CSE221 StarOS and Medusa

Andreas Anagnostatos (aanagnos@cs.ucsd.edu)
Thu, 20 Apr 2000 01:34:55 -0700

John K. Ousterhout, Donald A. Scelza, and Pradeep S. Sindhu, "Medusa: An
Experiment in Distributed Operating Systems Structure".

Medusa is an operating system designed for the Cm* multiprocessor
system. The operating system is designed to closely match the underlying
hardware while concentrating on performance, robustness and modularity.
All programs are divided into functional units called task forces whose
responsibilities are independent from each other. Task forces are a
collection of cooperating programs called activities. Activities can
share memory space but task forces must communicate with each other
using messages. There are five system utilities: the memory manager, the
file system task force, the task force manager, the exception reporter
and the debugger/tracer.

In the section that describes a possible implementation for a compiler,
it seems that the steps required are more or less sequential (at least
from the figure), so a parallel multiprocessor system would have little
to gain by assigning each step to a separate processor. Also, since
Medusa tries to provide coscheduling for the activities of a task force,
most processors running parts of the compiler would be wasted.
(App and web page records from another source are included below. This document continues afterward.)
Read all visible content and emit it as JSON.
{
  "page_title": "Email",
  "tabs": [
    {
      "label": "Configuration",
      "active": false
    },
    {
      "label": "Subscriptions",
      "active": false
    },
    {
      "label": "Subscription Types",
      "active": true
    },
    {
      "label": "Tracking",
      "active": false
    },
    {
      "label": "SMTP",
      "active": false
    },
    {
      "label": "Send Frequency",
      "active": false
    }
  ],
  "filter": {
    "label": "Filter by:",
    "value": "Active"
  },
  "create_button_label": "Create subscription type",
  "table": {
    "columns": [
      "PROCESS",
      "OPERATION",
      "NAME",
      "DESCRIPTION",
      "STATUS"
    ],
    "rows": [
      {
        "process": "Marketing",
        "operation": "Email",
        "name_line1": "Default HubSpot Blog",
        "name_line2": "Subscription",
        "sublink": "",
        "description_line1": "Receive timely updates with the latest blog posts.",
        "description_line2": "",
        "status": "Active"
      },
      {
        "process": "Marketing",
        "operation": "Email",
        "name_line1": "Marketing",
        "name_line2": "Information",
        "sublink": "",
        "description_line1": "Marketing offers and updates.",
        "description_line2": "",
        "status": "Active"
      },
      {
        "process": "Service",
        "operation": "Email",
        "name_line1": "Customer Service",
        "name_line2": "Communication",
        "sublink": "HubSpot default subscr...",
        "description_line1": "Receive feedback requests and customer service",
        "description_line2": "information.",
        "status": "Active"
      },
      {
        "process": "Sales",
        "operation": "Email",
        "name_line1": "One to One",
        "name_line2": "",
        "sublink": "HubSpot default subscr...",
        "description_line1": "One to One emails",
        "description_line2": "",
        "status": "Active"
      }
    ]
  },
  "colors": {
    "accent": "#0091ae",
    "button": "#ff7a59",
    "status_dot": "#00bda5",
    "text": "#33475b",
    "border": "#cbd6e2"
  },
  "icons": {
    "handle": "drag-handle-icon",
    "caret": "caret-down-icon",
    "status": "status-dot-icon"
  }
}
Jones, Chansler, Durham, Schwans, and Vegdahl, "StarOS, a Multiprocessor
Operating System for the Support of Task Forces".

StarOS is yet another attempt to create an Operating System for the Cm*
multiprocessor architecture, which was actually designed before the
Medusa system. We again have the notion of task forces, defined as a
group of processes working together to accomplish a single task. StarOS
provides Mailboxes for the communication of parallel processes, much
like Medusa's messaging scheme. The system is also designed to deal with
possible failures, by reconfiguring its behavior in real time.

Reading this paper second, I expected a much simpler and less efficient
system than Medusa, since it was designed two years prior. Instead, the
same functionality is present in both systems with minor differences
mainly in the protection mechanism and task force scope. It is hard to
draw conclusions as far as which system is better with respect to
performance or robustness, since none of the two systems where finished
at the times the papers where written.